One of my favorite holidays is Independence Day. In addition to being an annual reminder of the values of democracy and liberty that our country was founded upon, it gathers people to celebrate our nation over fireworks and barbeque.
Though I’ve been wanting to buy a smoker ever since I tried my friend’s smoked tri-tip, I was not sure I wanted to make the $200 investment when I’d possibly be moving across the country next year for medical school. As a frugal alternative, I bought a Weber charcoal grill off Craigslist for $35 and decided to try my hand at smoking some baby back ribs during the fourth of July.
After watching a few instructional videos and reading a few articles on smoking meat with a kettle, I decided to prepare my grill in a standard two-zone set-up. I placed unlit charcoal in the chimney’s top compartment, stuffed the bottom compartment of the chimney with rolled newspaper, banked a pile of unlit charcoal on one side of the grill.

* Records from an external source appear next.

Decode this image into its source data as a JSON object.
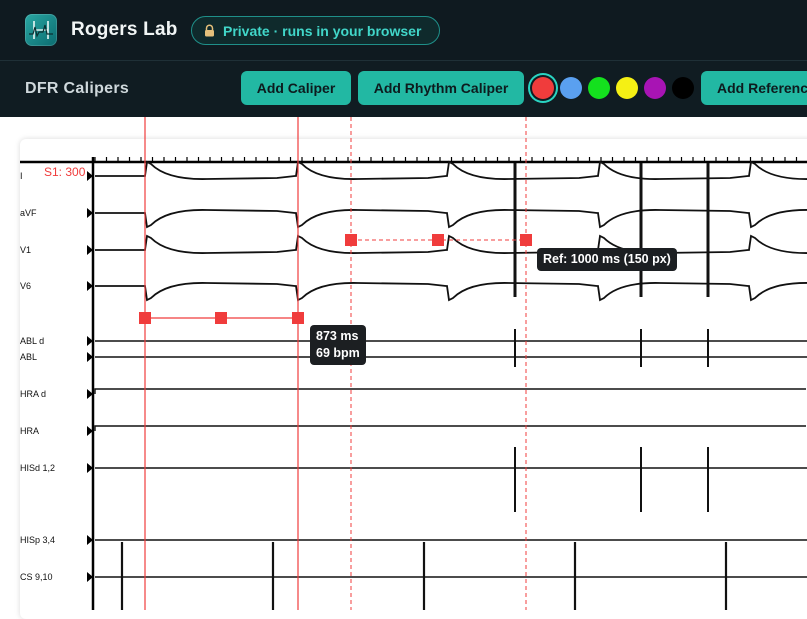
{
  "header": {
    "app_title": "Rogers Lab",
    "private_badge": "Private · runs in your browser"
  },
  "toolbar": {
    "section_title": "DFR Calipers",
    "add_caliper": "Add Caliper",
    "add_rhythm_caliper": "Add Rhythm Caliper",
    "add_reference": "Add Reference",
    "colors": [
      {
        "name": "red",
        "hex": "#f03c3c",
        "selected": true
      },
      {
        "name": "blue",
        "hex": "#5aa0f0",
        "selected": false
      },
      {
        "name": "green",
        "hex": "#14e01e",
        "selected": false
      },
      {
        "name": "yellow",
        "hex": "#f5f014",
        "selected": false
      },
      {
        "name": "purple",
        "hex": "#a814b4",
        "selected": false
      },
      {
        "name": "black",
        "hex": "#000000",
        "selected": false
      }
    ]
  },
  "tracing": {
    "stim_label": "S1: 300",
    "leads": [
      "I",
      "aVF",
      "V1",
      "V6",
      "ABL d",
      "ABL",
      "HRA d",
      "HRA",
      "HISd 1,2",
      "HISp 3,4",
      "CS 9,10"
    ]
  },
  "calipers": {
    "measure": {
      "ms_label": "873 ms",
      "bpm_label": "69 bpm"
    },
    "reference": {
      "label": "Ref: 1000 ms (150 px)"
    }
  },
  "colors": {
    "caliper": "#f03c3c",
    "accent": "#22b8a3",
    "header_bg": "#0f1a20"
  }
}
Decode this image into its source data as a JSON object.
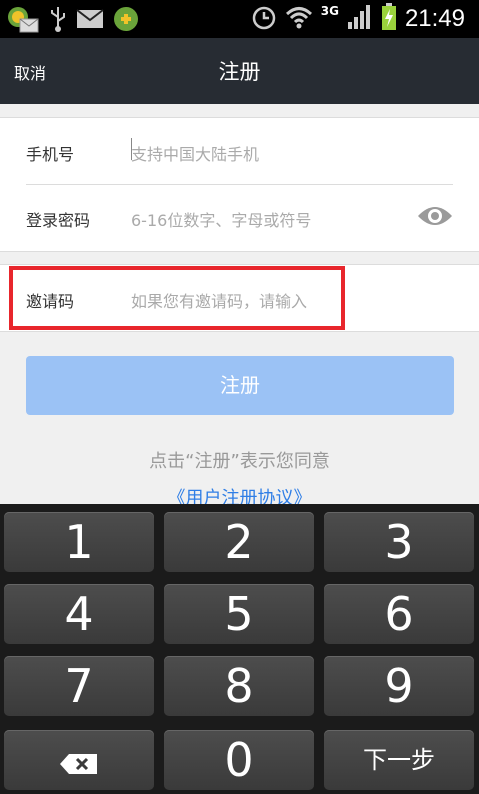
{
  "statusbar": {
    "time": "21:49",
    "network": "3G"
  },
  "header": {
    "cancel": "取消",
    "title": "注册"
  },
  "form": {
    "phone_label": "手机号",
    "phone_placeholder": "支持中国大陆手机",
    "password_label": "登录密码",
    "password_placeholder": "6-16位数字、字母或符号",
    "invite_label": "邀请码",
    "invite_placeholder": "如果您有邀请码，请输入"
  },
  "register_button": "注册",
  "agreement_text": "点击“注册”表示您同意",
  "agreement_link": "《用户注册协议》",
  "keyboard": {
    "keys": [
      "1",
      "2",
      "3",
      "4",
      "5",
      "6",
      "7",
      "8",
      "9"
    ],
    "zero": "0",
    "next": "下一步"
  },
  "colors": {
    "accent": "#9bc2f5",
    "highlight": "#e8262c",
    "link": "#2f7ee6",
    "titlebar": "#272c33"
  }
}
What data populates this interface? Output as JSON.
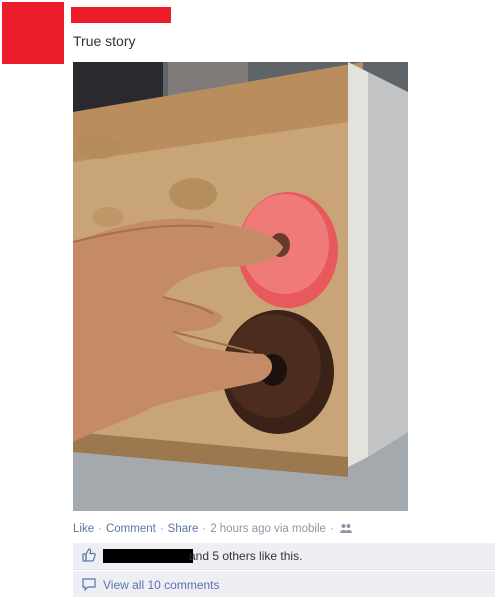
{
  "post": {
    "status_text": "True story",
    "photo_alt": "Photo"
  },
  "actions": {
    "like": "Like",
    "comment": "Comment",
    "share": "Share",
    "sep": "·",
    "time": "2 hours ago via mobile"
  },
  "likes": {
    "text": "and 5 others like this."
  },
  "comments": {
    "view_all": "View all 10 comments"
  },
  "icons": {
    "like": "thumbs-up-icon",
    "comment": "speech-bubble-icon",
    "privacy": "friends-globe-icon"
  },
  "colors": {
    "redaction_red": "#ec1c2b",
    "link_blue": "#5b74a8",
    "meta_gray": "#8f96a8",
    "ufi_bg": "#edeff4"
  }
}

While I was waiting for the charcoal to light up, I seasoned the ribs liberally with a home-made dry rub and coated it with a southwestern mustard sauce. After about 20 minutes, I poured the lit charcoal over the unlit charcoal and placed apple hickory wood chunks on top. I then placed the top grate back on the kettle and placed a half-full water pan above the lit charcoal. This water pan helped keep the ribs moist as they cook.After the kettle heated up, I placed the ribs on the top rack on the side opposite of the charcoal. I then covered the grill and angled the top vent towards the meat so the steam could rise over it.

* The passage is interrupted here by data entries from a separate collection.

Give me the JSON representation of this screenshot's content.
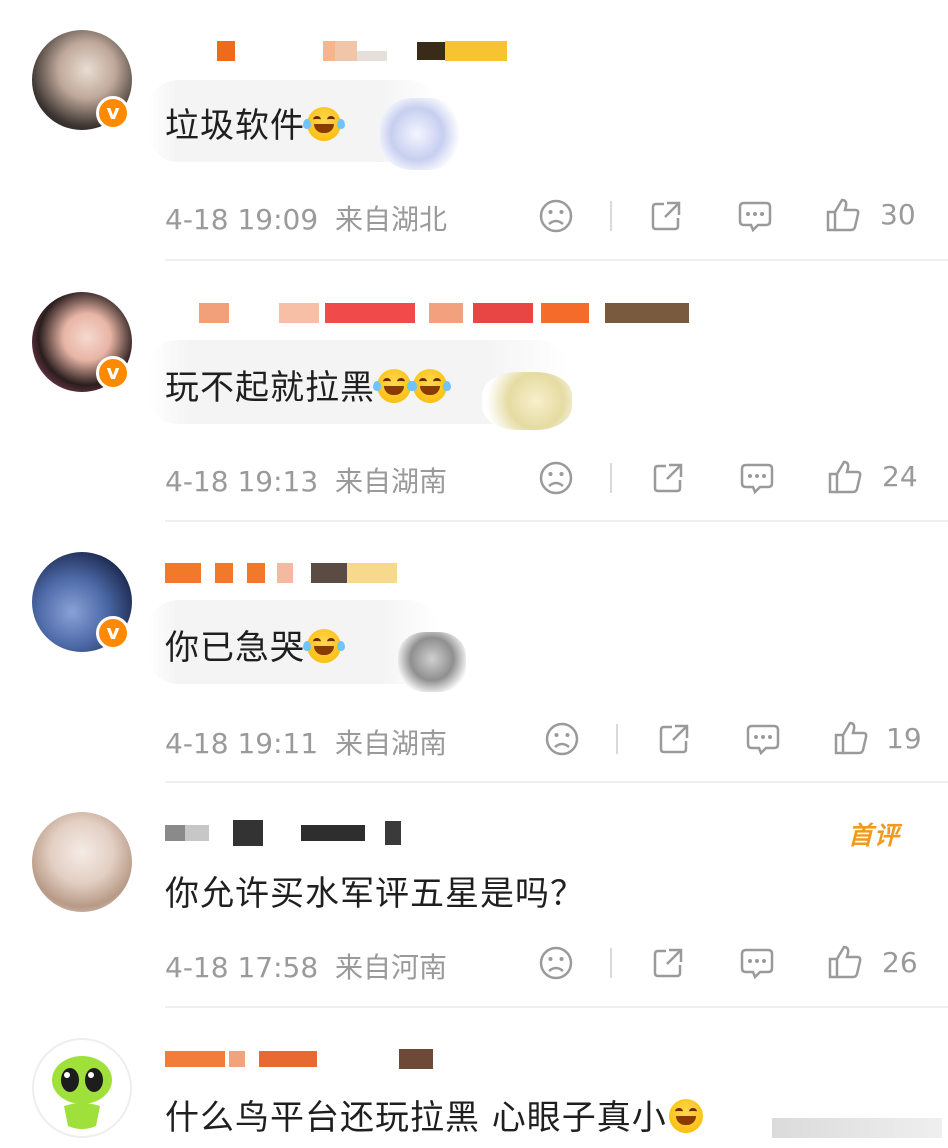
{
  "comments": [
    {
      "text": "垃圾软件",
      "time": "4-18 19:09",
      "location": "来自湖北",
      "likes": "30",
      "verified": true,
      "first_comment": false
    },
    {
      "text": "玩不起就拉黑",
      "time": "4-18 19:13",
      "location": "来自湖南",
      "likes": "24",
      "verified": true,
      "first_comment": false
    },
    {
      "text": "你已急哭",
      "time": "4-18 19:11",
      "location": "来自湖南",
      "likes": "19",
      "verified": true,
      "first_comment": false
    },
    {
      "text": "你允许买水军评五星是吗？",
      "time": "4-18 17:58",
      "location": "来自河南",
      "likes": "26",
      "verified": false,
      "first_comment": true,
      "first_label": "首评"
    },
    {
      "text": "什么鸟平台还玩拉黑 心眼子真小",
      "verified": false,
      "first_comment": false
    }
  ],
  "icons": {
    "dislike": "sad-face-icon",
    "share": "share-icon",
    "reply": "comment-icon",
    "like": "thumbs-up-icon"
  },
  "colors": {
    "accent": "#ff8a00",
    "meta": "#9a9a9a",
    "first_badge": "#f29a1e"
  }
}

I smoked the ribs for three hours, checking their progress each hour.
During the last 5 minutes of cooking, I brushed a cocktail of barbeque sauce and apple cider vinegar over the ribs. It was essential to do this near the end, to avoid burning the sugar in the sauce.After three hours of hickory wood smoke, we were rewarded with ribs with a distinct smoke ring. The ribs paired well with the signature Costco Sweet Vegetable Kale salad kit and corn on the cob.
Smoking is a fantastic way to cook ribs. However, it requires a kettle, an indifference to smelling like a smokehouse, and a lot of patience. Overall, I consider this experiment a moderate success. While the ribs had great flavor, I found them slightly tougher than I’d like. In the future, I definitely want to invest in a thermometer to have better gauge of the temperature of the grill.
I want to challenge you to cook using a new modality and share with me your results. And if you decide to smoke some tri-tip, please invite me over.